Also, check here why your succulent leaves are falling off prematurely.
How to treat a sunburnt aloe vera plant
There is no specific treatment for sunburn on succulents. By providing good care, a plant can heal on its own. If your aloe vera plant has sunburn, here are a few things you can do to help it recover quickly.
- Move the plant to a shadier place or indoors where it can get bright indirect sunlight.
- Water the plant thoroughly and allow the soil to dry out completely between the waterings. Overwatering can cause root rot and other fungal problems.
- Trim off the severely damaged leaves using a clean sharp knife or pruning shears. This will help the plant to focus more on new growth than repairing the badly damaged leaves.
- Avoid using fertilizers or any chemical treatment on the plant during this time.
- Do not disturb, repot or mishandle the plant while it’s healing from sunburn.
- Be patient as it may take several weeks to months for the plant to fully recover. And if it’s not recovering, you may need to dispose of it and get a new plant.
If you are introducing your aloe vera plant to direct sunlight for the first time, do it gradually over a few days so that the plant can have time to adjust. Indoors, place the aloe plant in a place that receives bright indirect sunlight such as the east-facing window.
How to care for aloe plant during a hot summer
A hot summer can cause sunburn and heat stress to your plants. You may consider bringing your plant indoors temporarily or providing special care that will protect the plant from extreme temperatures and heat waves. Here are a few things to do:
Provide indirect sunlight
While aloe plants prefer full sun, it’s essential to protect them from intense, direct sunlight, especially during hot weather. Place the plant in an area where it can receive morning or evening sun, and provide partial shade during the midday hours.
Hot weather can increase evaporation causing the soil to dry out more quickly. It’s best to water your aloe vera plant thoroughly but allow the soil to dry out between waterings. Insert your finger into the soil to check the moisture level.
Water your succulent only when the soil feels partially dry. Further, ensure the soil is draining well and the plant is not sitting in any standing water. Overwatering and waterlogged soil can cause root rot and other fungal problems.
Ensure proper ventilation

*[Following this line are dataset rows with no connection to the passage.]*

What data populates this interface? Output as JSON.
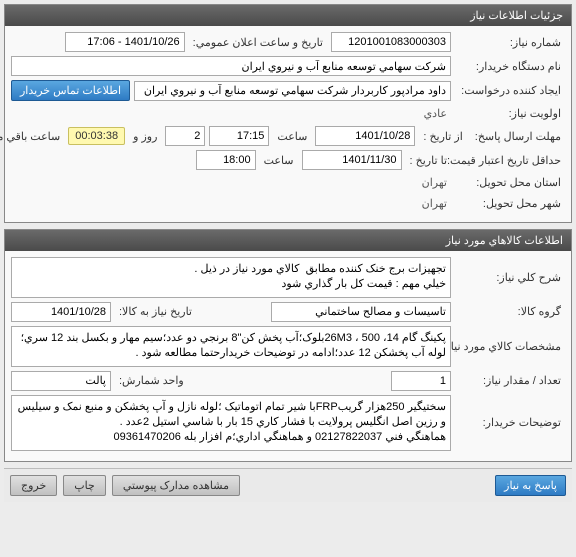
{
  "panel1": {
    "title": "جزئيات اطلاعات نياز",
    "need_no_label": "شماره نياز:",
    "need_no": "1201001083000303",
    "announce_label": "تاريخ و ساعت اعلان عمومي:",
    "announce": "1401/10/26 - 17:06",
    "buyer_label": "نام دستگاه خريدار:",
    "buyer": "شرکت سهامي توسعه منابع آب و نيروي ايران",
    "requester_label": "ايجاد کننده درخواست:",
    "requester": "داود مرادپور کاربردار شرکت سهامي توسعه منابع آب و نيروي ايران",
    "contact_btn": "اطلاعات تماس خريدار",
    "priority_label": "اولويت نياز:",
    "priority": "عادي",
    "deadline_label": "مهلت ارسال پاسخ:",
    "from_label": "از تاريخ :",
    "deadline_date": "1401/10/28",
    "time_label": "ساعت",
    "deadline_time": "17:15",
    "days": "2",
    "days_label": "روز و",
    "countdown": "00:03:38",
    "remaining_label": "ساعت باقي مانده",
    "validity_label": "حداقل تاريخ اعتبار قيمت:",
    "until_label": "تا تاريخ :",
    "validity_date": "1401/11/30",
    "validity_time": "18:00",
    "delivery_province_label": "استان محل تحويل:",
    "delivery_province": "تهران",
    "delivery_city_label": "شهر محل تحويل:",
    "delivery_city": "تهران"
  },
  "panel2": {
    "title": "اطلاعات کالاهاي مورد نياز",
    "desc_label": "شرح کلي نياز:",
    "desc": "تجهيزات برج خنک کننده مطابق  کالاي مورد نياز در ذيل .\nخيلي مهم : قيمت کل بار گذاري شود",
    "group_label": "گروه کالا:",
    "group": "تاسيسات و مصالح ساختماني",
    "need_date_label": "تاريخ نياز به کالا:",
    "need_date": "1401/10/28",
    "spec_label": "مشخصات کالاي مورد نياز:",
    "spec": "پکينگ گام 14، 500 ، 26M3بلوک؛آب پخش کن\"8 برنجي دو عدد؛سيم مهار و بکسل بند 12 سري؛لوله آب پخشکن 12 عدد؛ادامه در توضيحات خريدارحتما مطالعه شود .",
    "qty_label": "تعداد / مقدار نياز:",
    "qty": "1",
    "unit_label": "واحد شمارش:",
    "unit": "پالت",
    "buyer_notes_label": "توضيحات خريدار:",
    "buyer_notes": "سختيگير 250هزار گريبFRPبا شير تمام اتوماتيک ؛لوله نازل و آپ پخشکن و منبع نمک و سيليس و رزين اصل انگليس پرولايت با فشار کاري 15 بار با شاسي استيل 2عدد .\nهماهنگي فني 02127822037 و هماهنگي اداري؛م افزار بله 09361470206"
  },
  "footer": {
    "answer_btn": "پاسخ به نياز",
    "attachments_btn": "مشاهده مدارک پيوستي",
    "print_btn": "چاپ",
    "exit_btn": "خروج"
  }
}
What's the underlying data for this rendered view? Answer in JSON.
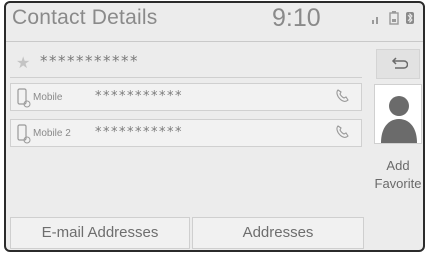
{
  "header": {
    "title": "Contact Details",
    "time": "9:10",
    "status_icons": [
      "signal-bars-icon",
      "battery-icon",
      "bluetooth-icon"
    ]
  },
  "contact": {
    "favorite_icon": "star-icon",
    "name": "***********"
  },
  "numbers": [
    {
      "type": "Mobile",
      "number": "***********",
      "icon": "mobile-phone-icon",
      "call_icon": "call-icon"
    },
    {
      "type": "Mobile 2",
      "number": "***********",
      "icon": "mobile-phone-icon",
      "call_icon": "call-icon"
    }
  ],
  "side": {
    "back_icon": "back-arrow-icon",
    "avatar_icon": "person-silhouette-icon",
    "add_favorite_line1": "Add",
    "add_favorite_line2": "Favorite"
  },
  "bottom": {
    "email_label": "E-mail Addresses",
    "addresses_label": "Addresses"
  },
  "colors": {
    "background": "#ececec",
    "text": "#8a8a8a",
    "frame": "#2b2b2b"
  }
}
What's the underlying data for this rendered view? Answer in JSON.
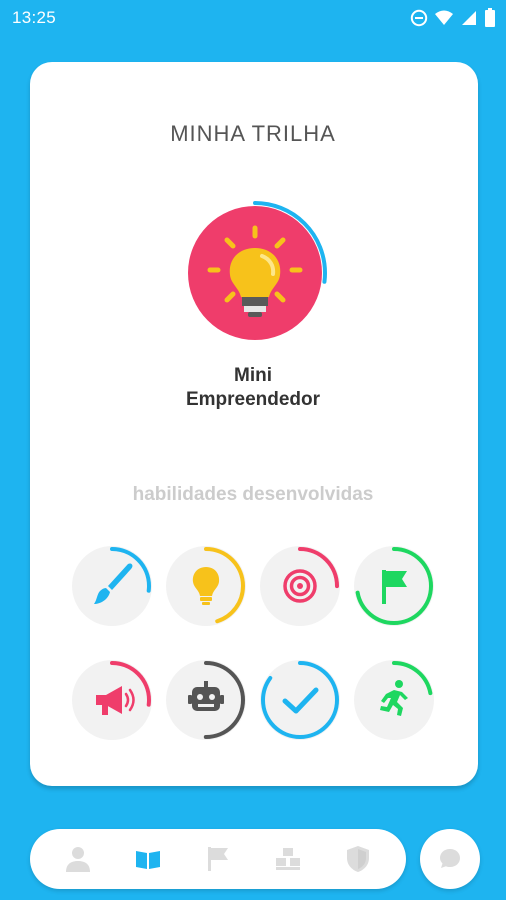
{
  "status_bar": {
    "time": "13:25",
    "icons": [
      "do-not-disturb-icon",
      "wifi-icon",
      "signal-icon",
      "battery-icon"
    ]
  },
  "card": {
    "title": "MINHA TRILHA",
    "hero": {
      "name": "Mini Empreendedor",
      "icon": "lightbulb-icon",
      "badge_color": "#ef3d6b",
      "ring_color": "#1eb4f0",
      "progress": 0.27
    },
    "skills_title": "habilidades desenvolvidas",
    "skills": [
      {
        "icon": "paintbrush-icon",
        "color": "#1eb4f0",
        "progress": 0.27
      },
      {
        "icon": "lightbulb-icon",
        "color": "#f7c21b",
        "progress": 0.45
      },
      {
        "icon": "target-icon",
        "color": "#ef3d6b",
        "progress": 0.25
      },
      {
        "icon": "flag-icon",
        "color": "#1ed760",
        "progress": 0.72
      },
      {
        "icon": "megaphone-icon",
        "color": "#ef3d6b",
        "progress": 0.27
      },
      {
        "icon": "robot-icon",
        "color": "#555555",
        "progress": 0.5
      },
      {
        "icon": "checkmark-icon",
        "color": "#1eb4f0",
        "progress": 0.85
      },
      {
        "icon": "running-person-icon",
        "color": "#1ed760",
        "progress": 0.22
      }
    ]
  },
  "bottom_nav": {
    "items": [
      {
        "icon": "profile-icon",
        "active": false
      },
      {
        "icon": "book-icon",
        "active": true
      },
      {
        "icon": "flag-icon",
        "active": false
      },
      {
        "icon": "blocks-icon",
        "active": false
      },
      {
        "icon": "shield-icon",
        "active": false
      }
    ],
    "chat_icon": "chat-bubble-icon"
  },
  "colors": {
    "background": "#1eb4f0",
    "card": "#ffffff",
    "inactive_icon": "#dcdcdc",
    "active_icon": "#1eb4f0",
    "skill_circle": "#f2f2f2"
  }
}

Heat buildup can encourage the spread of fungal diseases. Ensure the aloe plant is placed in an area with adequate airflow. However, avoid placing it in drafts or near air conditioning vents, as this can cause leaves to turn brown or yellow.
Aloe vera plants like warm dry air, the ideal temperature should be 65 – 75 degrees Fahrenheit with 40% relative humidity. These plants don’t need extra humidity, so don’t mist their leaves.
Mulch the soil
Apply a layer of organic mulch around the base of the plant. This can help insulate the soil, conserve moisture, and regulate soil temperature. Mulching can also help in preventing the growth of heat-tolerant weeds. You can use bark chips or straw.
Watch for signs of heat stress
Keep an eye on your plant for any signs of heat stress and take quick action to save the plant from further damage. If you notice these signs, move the plant indoors or to a cooler location and provide some shade until it recovers. You can use a shade cloth or umbrella.
Inspect for pests
Aloe vera plants can be resistant to insect pests and diseases but during the hot weather, they can be infested with mealybugs, scale, spider mites, and aphids. Pests are known to suck juices from succulent plants causing them to weaken and lose their vigor.
It’s important to inspect your aloe plant for insect pests and treat them as needed. You may use neem oil or insecticidal soap.
Aloe vera plants are generally easy to care for. These succulents, are well adapted to arid environments and can store water in their leaves. This makes them relatively drought-tolerant but you should acclimate before introducing them to sunny conditions.
My name is Diane M Lewik, and I am the founder of this website. I am a degree holder in plant biology from the University of California – Berkeley. Over years, I have cultivated a vast collection of succulents and I have learned a great deal about how to grow and care for these unique plants.